Hungary's Orban to head to Moscow to meet with Putin

Russian President Putin and Hungarian Prime Minister Orban meet in Beijing

BUDAPEST (Reuters) - Hungarian Prime Minister Viktor Orban is scheduled to meet with Russian President Vladimir Putin in Moscow on Friday, Radio Free Europe and the Financial Times reported on Thursday.

Russian news agencies quoted Kremlin spokesman Dmitry Peskov as neither confirming nor denying the visit. State news agency RIA cited Peskov as saying that Putin had a "busy schedule" on Friday, about which the Kremlin would inform reporters later.

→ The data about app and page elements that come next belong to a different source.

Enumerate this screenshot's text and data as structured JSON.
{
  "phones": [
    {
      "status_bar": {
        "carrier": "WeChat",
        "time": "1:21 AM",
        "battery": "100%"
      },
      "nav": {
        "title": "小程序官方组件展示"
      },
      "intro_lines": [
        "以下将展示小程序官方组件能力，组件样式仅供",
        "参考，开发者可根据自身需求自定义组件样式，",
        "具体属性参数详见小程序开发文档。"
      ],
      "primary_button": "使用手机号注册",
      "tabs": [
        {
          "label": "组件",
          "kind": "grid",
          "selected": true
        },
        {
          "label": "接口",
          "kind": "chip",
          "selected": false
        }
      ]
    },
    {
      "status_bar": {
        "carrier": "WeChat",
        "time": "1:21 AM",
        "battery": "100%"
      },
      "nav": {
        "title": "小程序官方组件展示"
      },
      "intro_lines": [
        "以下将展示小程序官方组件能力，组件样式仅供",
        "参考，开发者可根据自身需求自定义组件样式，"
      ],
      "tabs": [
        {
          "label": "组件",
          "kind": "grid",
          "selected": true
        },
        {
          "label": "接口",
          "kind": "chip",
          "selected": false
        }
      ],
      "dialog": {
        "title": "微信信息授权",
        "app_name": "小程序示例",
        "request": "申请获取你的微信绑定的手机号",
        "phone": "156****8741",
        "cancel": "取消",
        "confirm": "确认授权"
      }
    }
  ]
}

It would be the first time since Russia's invasion of Ukraine that Putin and Orban have met inside Russia. Orban, who has maintained a closer relationship to Moscow than other EU leaders since the invasion, visited Russia in 2022 without meeting Putin, and has met him in other countries.

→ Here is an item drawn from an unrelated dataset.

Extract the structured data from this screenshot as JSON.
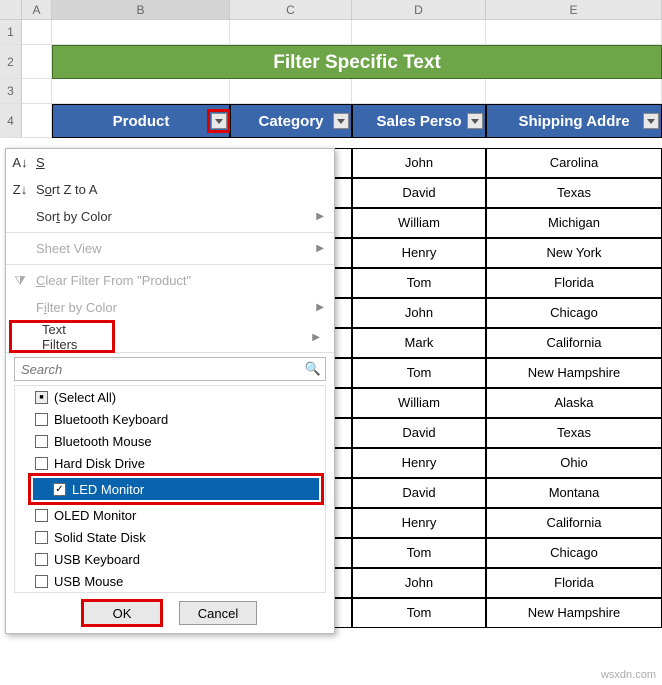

From the start of this month, Hungary has taken over the rotating Presidency of the European Union, a largely ceremonial role tasked with agenda-setting and brokering agreements in legislative affairs.

Hungary's government did not reply to e-mailed questions.

Earlier this week, Orban visited Kyiv where he urged Ukrainian President Volodymyr Zelenskiy to consider a ceasefire to accelerate an end to the war with Russia.

"The EU rotating presidency has no mandate to engage with Russia on behalf of the EU," Charles Michel, the president of the council of European Union leaders said on social media platform X reacting to Orban's visit to Moscow.

"No discussions about Ukraine can take place without Ukraine," he added.

Hungary, a member of the EU and NATO, has refused to send weapons to Ukraine and vocally criticized EU sanctions against Russia, while stopping short of using its veto power to block them.

While countries in western Europe have made serious efforts to wean themselves off Russian gas since Moscow's 2022 invasion of Ukraine, landlocked Hungary gets most of its gas from Russia.

It signaled in June that it had no plans to abandon natural gas imports from Russia and sought to deepen business ties with Moscow in non-sanctioned areas.

(Reporting by Boldizsar Gyori in Budapest and Felix Light in Tbilisi; Editing by Peter Graff)